--- Data to examine ---
:::

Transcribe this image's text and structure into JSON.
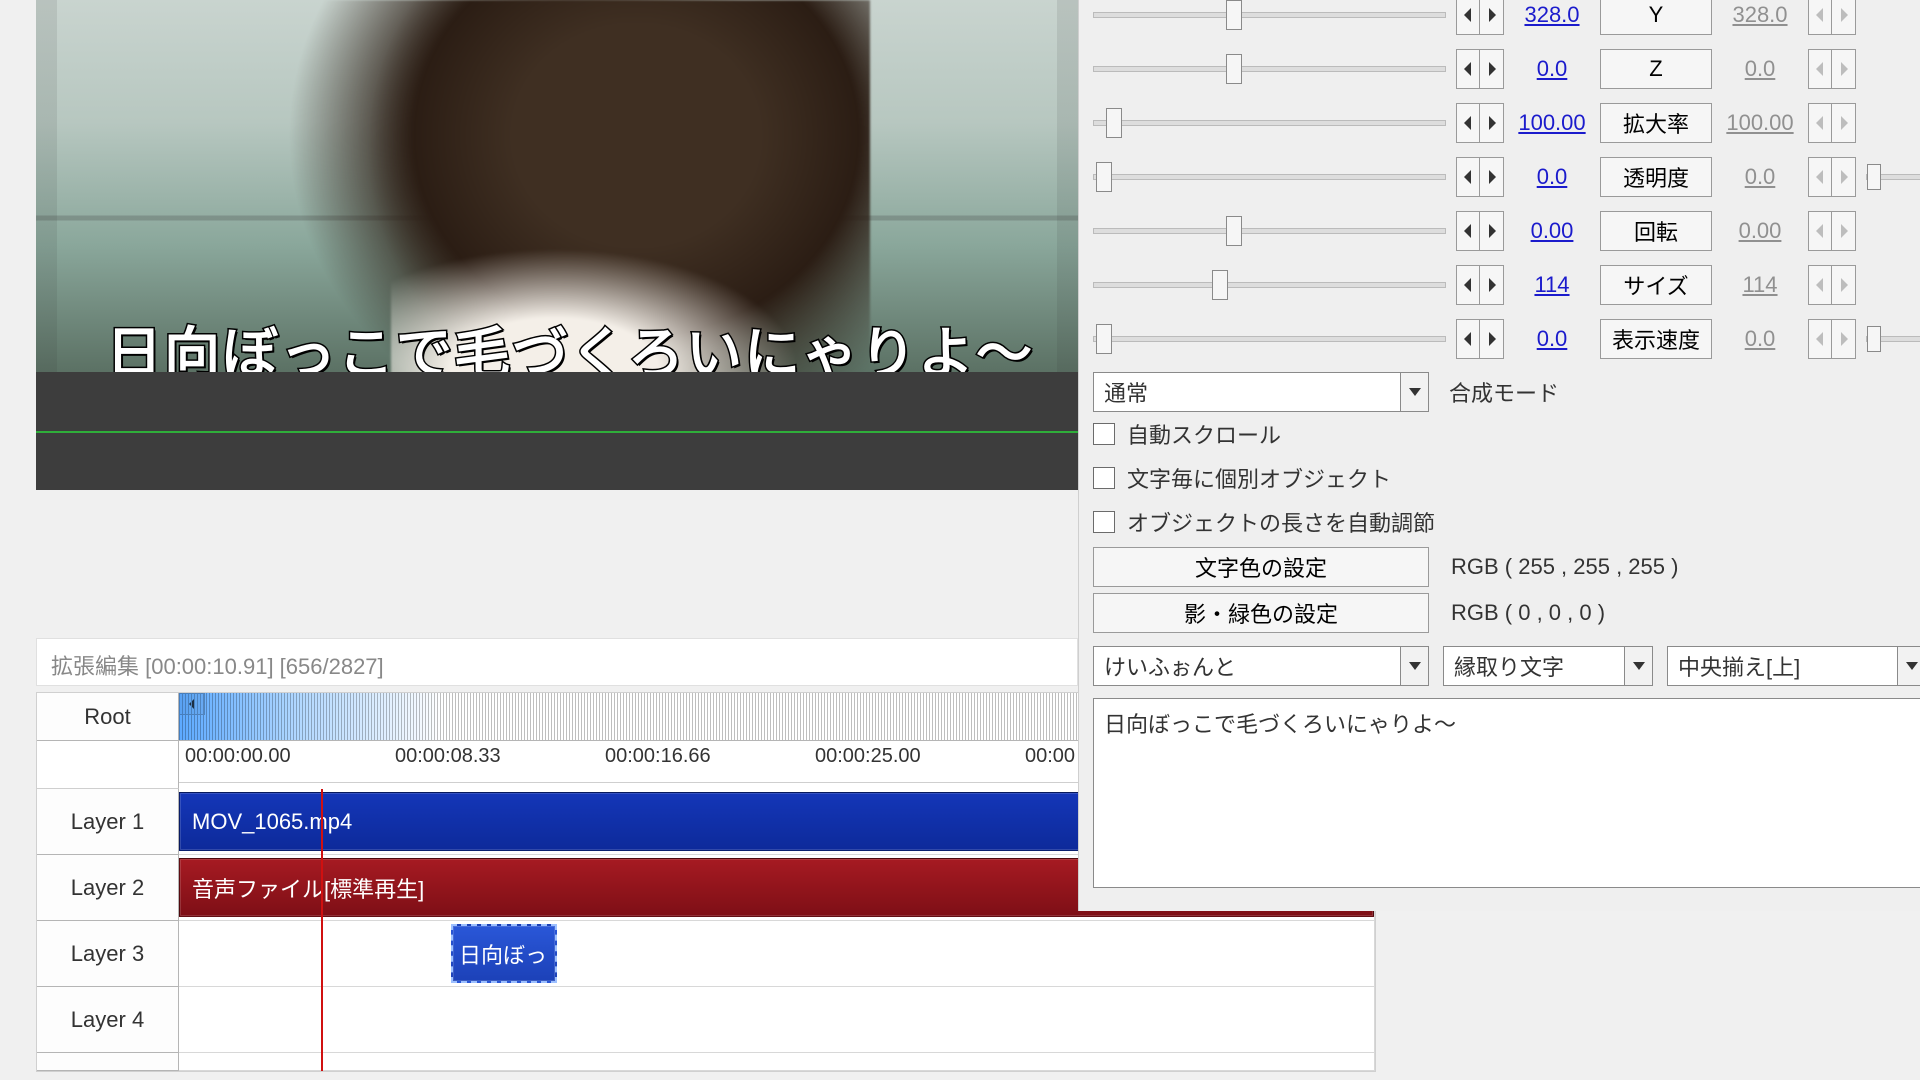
{
  "preview": {
    "subtitle": "日向ぼっこで毛づくろいにゃりよ〜"
  },
  "timeline": {
    "title": "拡張編集 [00:00:10.91] [656/2827]",
    "root_label": "Root",
    "ruler": [
      "00:00:00.00",
      "00:00:08.33",
      "00:00:16.66",
      "00:00:25.00",
      "00:00"
    ],
    "layers": [
      "Layer 1",
      "Layer 2",
      "Layer 3",
      "Layer 4"
    ],
    "clips": {
      "video": "MOV_1065.mp4",
      "audio": "音声ファイル[標準再生]",
      "text": "日向ぼっ"
    }
  },
  "panel": {
    "props": [
      {
        "label": "Y",
        "v1": "328.0",
        "v2": "328.0",
        "thumb": 40,
        "t2disabled": true
      },
      {
        "label": "Z",
        "v1": "0.0",
        "v2": "0.0",
        "thumb": 40,
        "t2disabled": true
      },
      {
        "label": "拡大率",
        "v1": "100.00",
        "v2": "100.00",
        "thumb": 6,
        "t2disabled": true
      },
      {
        "label": "透明度",
        "v1": "0.0",
        "v2": "0.0",
        "thumb": 3,
        "t2disabled": true,
        "trail": true
      },
      {
        "label": "回転",
        "v1": "0.00",
        "v2": "0.00",
        "thumb": 40,
        "t2disabled": true
      },
      {
        "label": "サイズ",
        "v1": "114",
        "v2": "114",
        "thumb": 36,
        "t2disabled": true
      },
      {
        "label": "表示速度",
        "v1": "0.0",
        "v2": "0.0",
        "thumb": 3,
        "t2disabled": true,
        "trail": true
      }
    ],
    "blend_mode": {
      "value": "通常",
      "label": "合成モード"
    },
    "checks": [
      "自動スクロール",
      "文字毎に個別オブジェクト",
      "オブジェクトの長さを自動調節"
    ],
    "color_buttons": {
      "text": {
        "btn": "文字色の設定",
        "rgb": "RGB ( 255 , 255 , 255 )"
      },
      "shadow": {
        "btn": "影・緑色の設定",
        "rgb": "RGB ( 0 , 0 , 0 )"
      }
    },
    "selects": {
      "font": "けいふぉんと",
      "style": "縁取り文字",
      "align": "中央揃え[上]"
    },
    "text_value": "日向ぼっこで毛づくろいにゃりよ〜"
  }
}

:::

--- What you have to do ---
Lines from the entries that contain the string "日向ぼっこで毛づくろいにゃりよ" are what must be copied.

--- Task output ---
    "subtitle": "日向ぼっこで毛づくろいにゃりよ〜"
    "text_value": "日向ぼっこで毛づくろいにゃりよ〜"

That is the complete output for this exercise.